Two teenage boys, both unaccompanied. The boy in front is staring off to the right and the boy sitting behind him is staring off to the left. The photo is of their faces and part of their arms only.
Mohammad, 17, from Kafuta, Gambia and Sanna, 17, from Jabakunda, Gambia at a government Hot Spot – a reception center that doubles as a lodging station for unaccompanied minors in Pozzallo, Sicily.

The importance of identifying unaccompanied and separated children

Over the next two course steps we are going to discuss the importance of identifying unaccompanied and separated children. So that they receive the most appropriate care, protection and assistance as soon as possible, we should carefully and quickly:

  1. Identify those among other migrants and refugees who are under the age of 18 years and therefore children

  2. Identify all children who are specifically unaccompanied or separated

Please note, we should also remember that even if a child is travelling with a parent or legal/customary caregiver, we must look for any signs they might be at risk of harm.

Who is responsible for preliminary identification of unaccompanied and separated children?

It should be people with specific training, experience and skills that are given the responsibility for identifying unaccompanied and separated children.

Identifying children

One of the ways in which children are identified is through an age assessment. We are not going to provide details on how to conduct an age assessment in this course. This is because those making such an important determination should have more in-depth training than we can offer on this particular course. You can, however, read more about age assessment in documents you will find in the ‘See Also’ section at the bottom of the page.

We will now briefly discuss the importance of making sure a child is identified as a child and some of the challenges this might bring. When an unaccompanied and separated child who is in possession of legal identity documents, such as a passport, crosses an international border, it is easier - whether you are a border official or other professional - to clarify whether they are under 18 years of age. However, for those travelling with no identity documents, it can be much more difficult. Children may also provide false information. For example, they may deliberately say they are adults if they think this will allow them to continue to travel towards a preferred country of final destination. They might also be under pressure or advice from criminals such as traffickers to provide false information.

Please remember that international standards state that young people should be given the benefit of the doubt if their exact age is uncertain. This means that unless there is evidence they are not a child, you should assume a young person who say they are a child is in fact under 18, even if they look older.

Why it is important to identify a child as a child

Not correctly identifying a child, and inaccurately declaring them to be an adult, can have consequences that impact the rest of their lives. What are some of these possible consequences?

  • Age matters because if a child is incorrectly assessed as being an adult, they will not be entitled to the full care and protection they have a right to under the UN CRC and other international and national laws
  • Age makes a difference to the care placement in which they are accommodated, both immediately and in the long term, as well as their protection and access to other services while in alternative care. For example, for protection reasons it is important that unaccompanied children should have accommodation that is separated from adults
  • Age matters in places where children may be granted a temporary protection status until they reach 18 years of age and allowed to remain in the country until their 18th birthday
  • Age is relevant to a decision about the appointment of a guardian and to a young person’s right to seek, for example, education and health services
  • Age is relevant when different decisions are being made about a child’s future status
  • Age can be important for the child’s ability to exercise their right under national laws to be heard, and to have their views taken into account.
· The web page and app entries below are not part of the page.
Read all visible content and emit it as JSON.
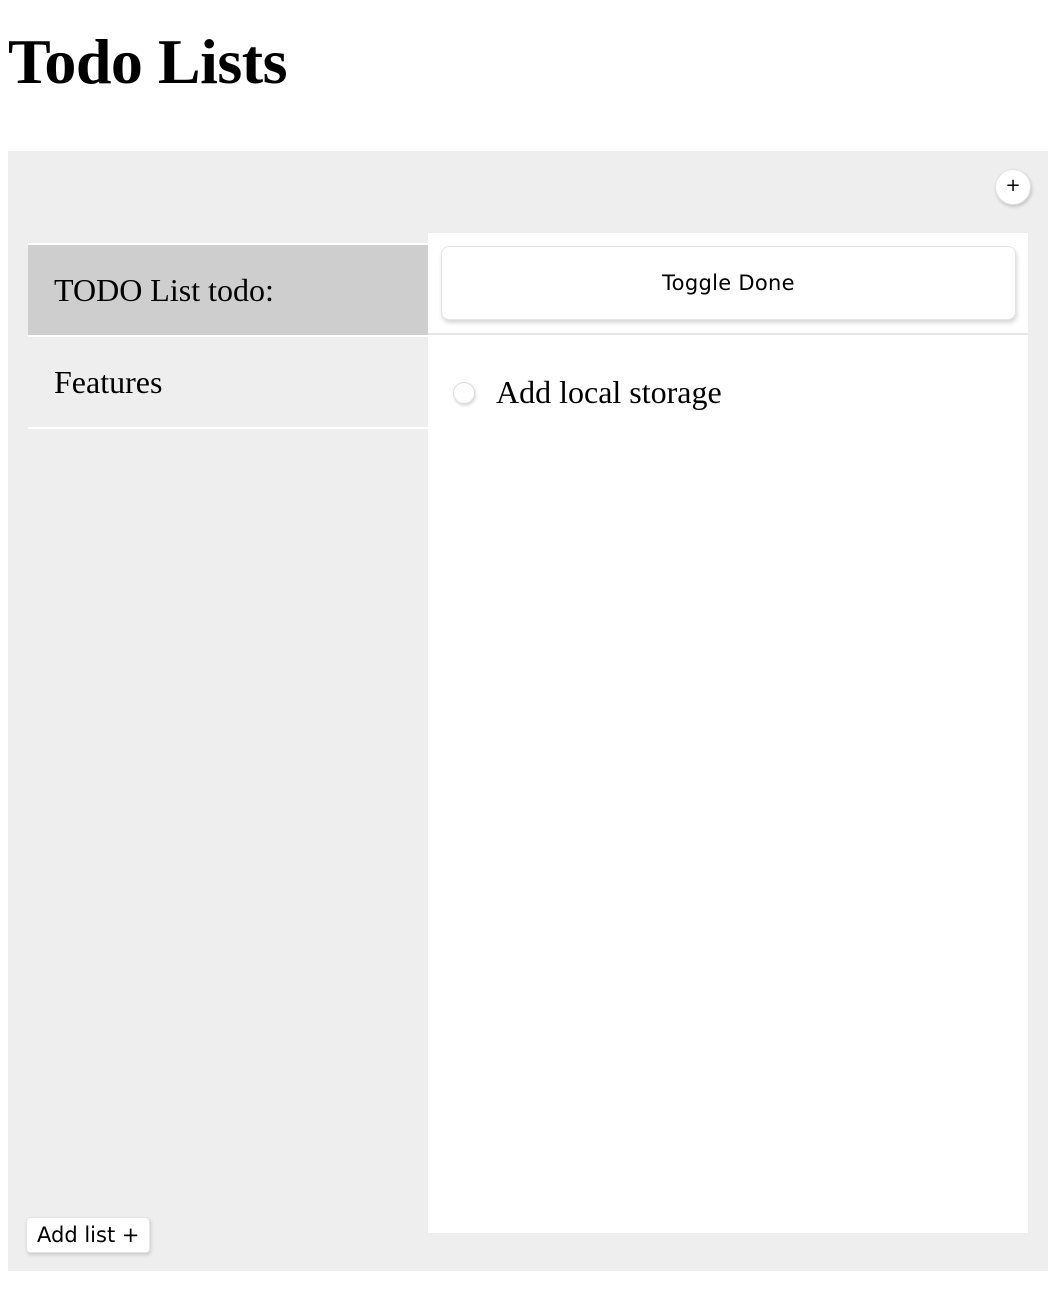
{
  "page": {
    "title": "Todo Lists"
  },
  "toolbar": {
    "add_item_label": "+"
  },
  "sidebar": {
    "items": [
      {
        "label": "TODO List todo:",
        "selected": true
      },
      {
        "label": "Features",
        "selected": false
      }
    ],
    "add_list_label": "Add list +"
  },
  "detail": {
    "toggle_done_label": "Toggle Done",
    "todos": [
      {
        "label": "Add local storage",
        "done": false
      }
    ]
  },
  "colors": {
    "panel_background": "#eeeeee",
    "selected_item_background": "#cecece",
    "detail_background": "#ffffff"
  }
}
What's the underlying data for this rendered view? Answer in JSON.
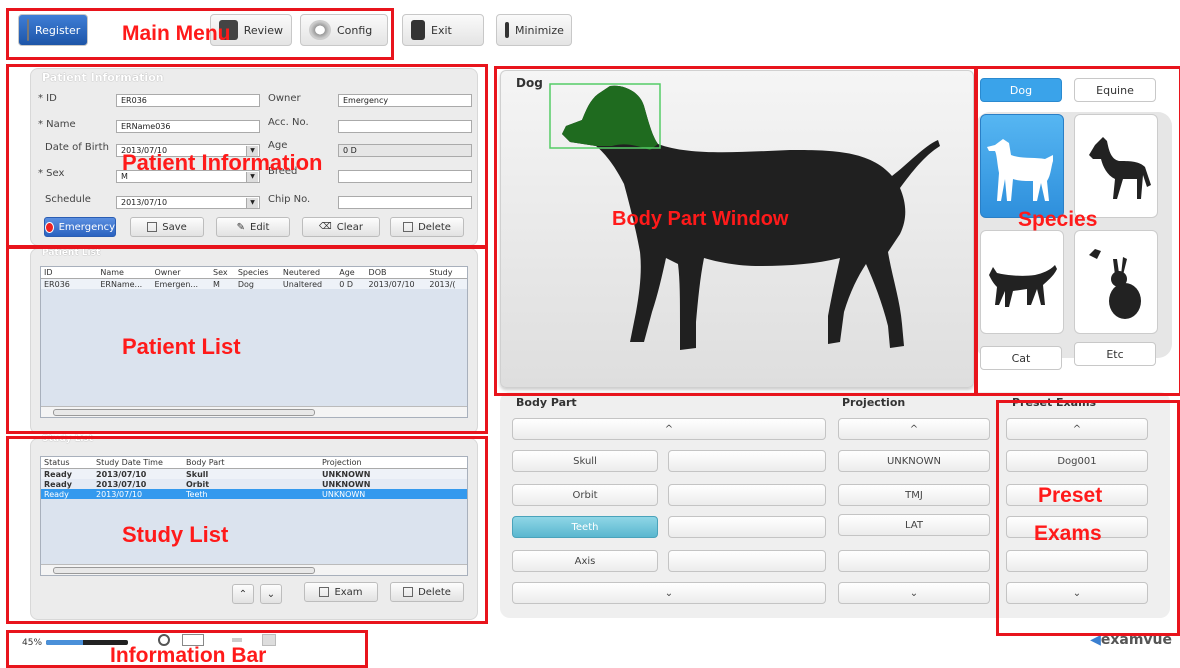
{
  "menu": {
    "register": "Register",
    "review": "Review",
    "config": "Config",
    "exit": "Exit",
    "minimize": "Minimize"
  },
  "patient_info": {
    "title": "Patient Information",
    "id_label": "* ID",
    "id_value": "ER036",
    "name_label": "* Name",
    "name_value": "ERName036",
    "dob_label": "Date of Birth",
    "dob_value": "2013/07/10",
    "sex_label": "* Sex",
    "sex_value": "M",
    "schedule_label": "Schedule",
    "schedule_value": "2013/07/10",
    "owner_label": "Owner",
    "owner_value": "Emergency",
    "acc_label": "Acc. No.",
    "age_label": "Age",
    "age_value": "0 D",
    "breed_label": "Breed",
    "chip_label": "Chip No.",
    "buttons": {
      "emergency": "Emergency",
      "save": "Save",
      "edit": "Edit",
      "clear": "Clear",
      "delete": "Delete"
    }
  },
  "patient_list": {
    "title": "Patient List",
    "columns": [
      "ID",
      "Name",
      "Owner",
      "Sex",
      "Species",
      "Neutered",
      "Age",
      "DOB",
      "Study"
    ],
    "rows": [
      [
        "ER036",
        "ERName...",
        "Emergen...",
        "M",
        "Dog",
        "Unaltered",
        "0 D",
        "2013/07/10",
        "2013/("
      ]
    ]
  },
  "study_list": {
    "title": "Study List",
    "columns": [
      "Status",
      "Study Date Time",
      "Body Part",
      "Projection"
    ],
    "rows": [
      [
        "Ready",
        "2013/07/10",
        "Skull",
        "UNKNOWN"
      ],
      [
        "Ready",
        "2013/07/10",
        "Orbit",
        "UNKNOWN"
      ],
      [
        "Ready",
        "2013/07/10",
        "Teeth",
        "UNKNOWN"
      ]
    ],
    "buttons": {
      "exam": "Exam",
      "delete": "Delete"
    }
  },
  "body_window": {
    "species_label": "Dog"
  },
  "species": {
    "tab_dog": "Dog",
    "tab_equine": "Equine",
    "tab_cat": "Cat",
    "tab_etc": "Etc"
  },
  "body_part": {
    "title": "Body Part",
    "items": [
      "Skull",
      "Orbit",
      "Teeth",
      "Axis"
    ],
    "selected": "Teeth"
  },
  "projection": {
    "title": "Projection",
    "items": [
      "UNKNOWN",
      "TMJ",
      "LAT"
    ]
  },
  "preset": {
    "title": "Preset Exams",
    "items": [
      "Dog001"
    ]
  },
  "info_bar": {
    "percent": "45%",
    "progress": 0.45
  },
  "brand": "examvue",
  "annotations": {
    "main_menu": "Main Menu",
    "patient_information": "Patient Information",
    "patient_list": "Patient List",
    "study_list": "Study List",
    "information_bar": "Information Bar",
    "body_part_window": "Body Part Window",
    "species": "Species",
    "preset_exams_1": "Preset",
    "preset_exams_2": "Exams"
  },
  "colors": {
    "annotation": "#e8141c",
    "selected": "#5ab7cf",
    "species_selected": "#3aa3ea"
  }
}
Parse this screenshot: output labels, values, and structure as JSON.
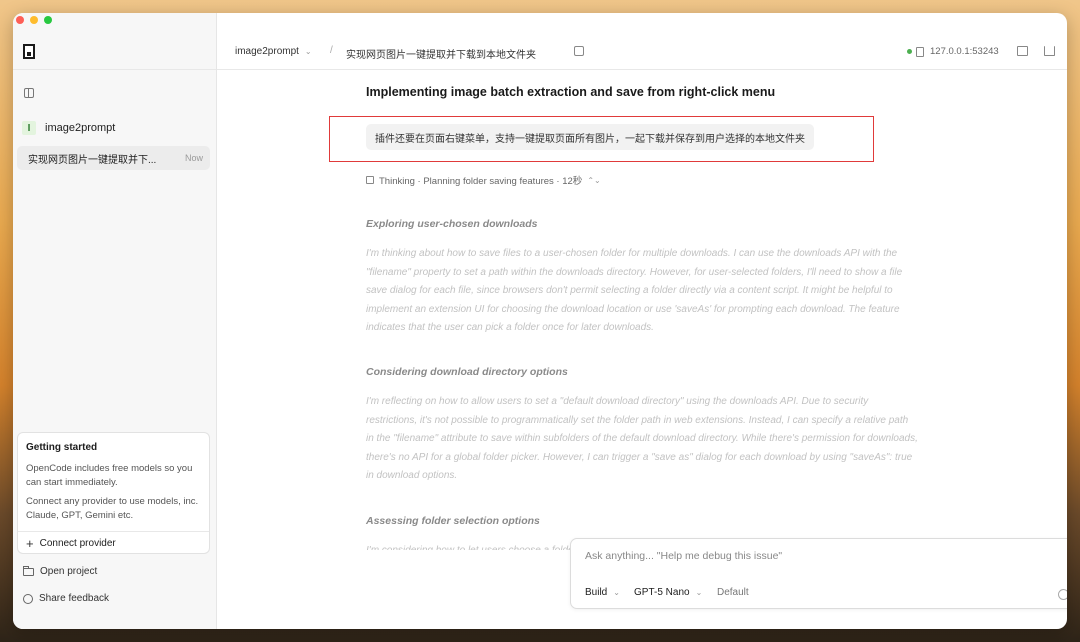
{
  "window": {
    "traffic_colors": [
      "#fe5f57",
      "#febc2e",
      "#28c840"
    ]
  },
  "sidebar": {
    "project_badge": "I",
    "project_name": "image2prompt",
    "session": {
      "title": "实现网页图片一键提取并下...",
      "time": "Now"
    },
    "getting_started": {
      "title": "Getting started",
      "p1": "OpenCode includes free models so you can start immediately.",
      "p2": "Connect any provider to use models, inc. Claude, GPT, Gemini etc.",
      "action_label": "Connect provider"
    },
    "open_project": "Open project",
    "share_feedback": "Share feedback"
  },
  "topbar": {
    "project": "image2prompt",
    "separator": "/",
    "session_title": "实现网页图片一键提取并下载到本地文件夹",
    "server": "127.0.0.1:53243",
    "server_status_color": "#4caf50"
  },
  "conversation": {
    "heading": "Implementing image batch extraction and save from right-click menu",
    "user_message": "插件还要在页面右键菜单，支持一键提取页面所有图片，一起下载并保存到用户选择的本地文件夹",
    "thinking": "Thinking · Planning folder saving features · 12秒",
    "sections": [
      {
        "title": "Exploring user-chosen downloads",
        "body": "I'm thinking about how to save files to a user-chosen folder for multiple downloads. I can use the downloads API with the \"filename\" property to set a path within the downloads directory. However, for user-selected folders, I'll need to show a file save dialog for each file, since browsers don't permit selecting a folder directly via a content script. It might be helpful to implement an extension UI for choosing the download location or use 'saveAs' for prompting each download. The feature indicates that the user can pick a folder once for later downloads."
      },
      {
        "title": "Considering download directory options",
        "body": "I'm reflecting on how to allow users to set a \"default download directory\" using the downloads API. Due to security restrictions, it's not possible to programmatically set the folder path in web extensions. Instead, I can specify a relative path in the \"filename\" attribute to save within subfolders of the default download directory. While there's permission for downloads, there's no API for a global folder picker. However, I can trigger a \"save as\" dialog for each download by using \"saveAs\": true in download options."
      },
      {
        "title": "Assessing folder selection options",
        "body": "I'm considering how to let users choose a folder for downloads without setting a single default for everything."
      }
    ],
    "highlight_color": "#e03a3a"
  },
  "composer": {
    "placeholder": "Ask anything... \"Help me debug this issue\"",
    "mode": "Build",
    "model": "GPT-5 Nano",
    "variant": "Default"
  }
}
This includes participation in legal and administrative proceedings and to special access to legal assistance and representation
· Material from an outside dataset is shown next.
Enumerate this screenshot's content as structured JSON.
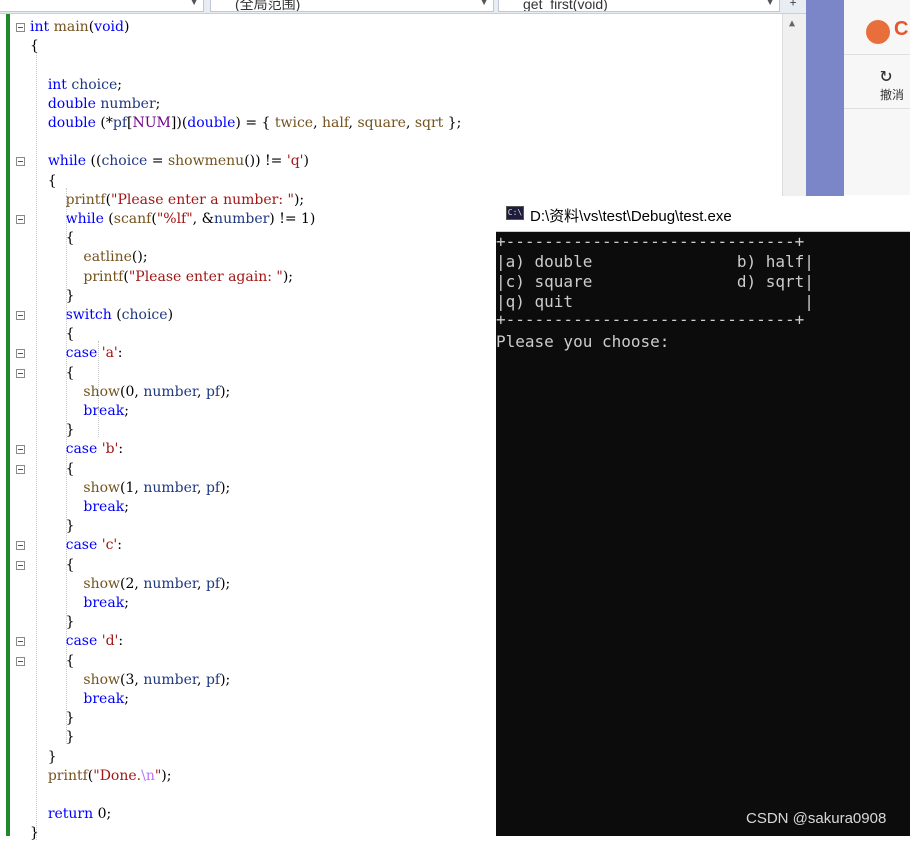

The ‘See Also’ section below has links to other reading material that may be of interest to you.

Share this article:

This article is from the free online course:

Caring for Children Moving Alone: Protecting Unaccompanied and Separated Children

University of Strathclyde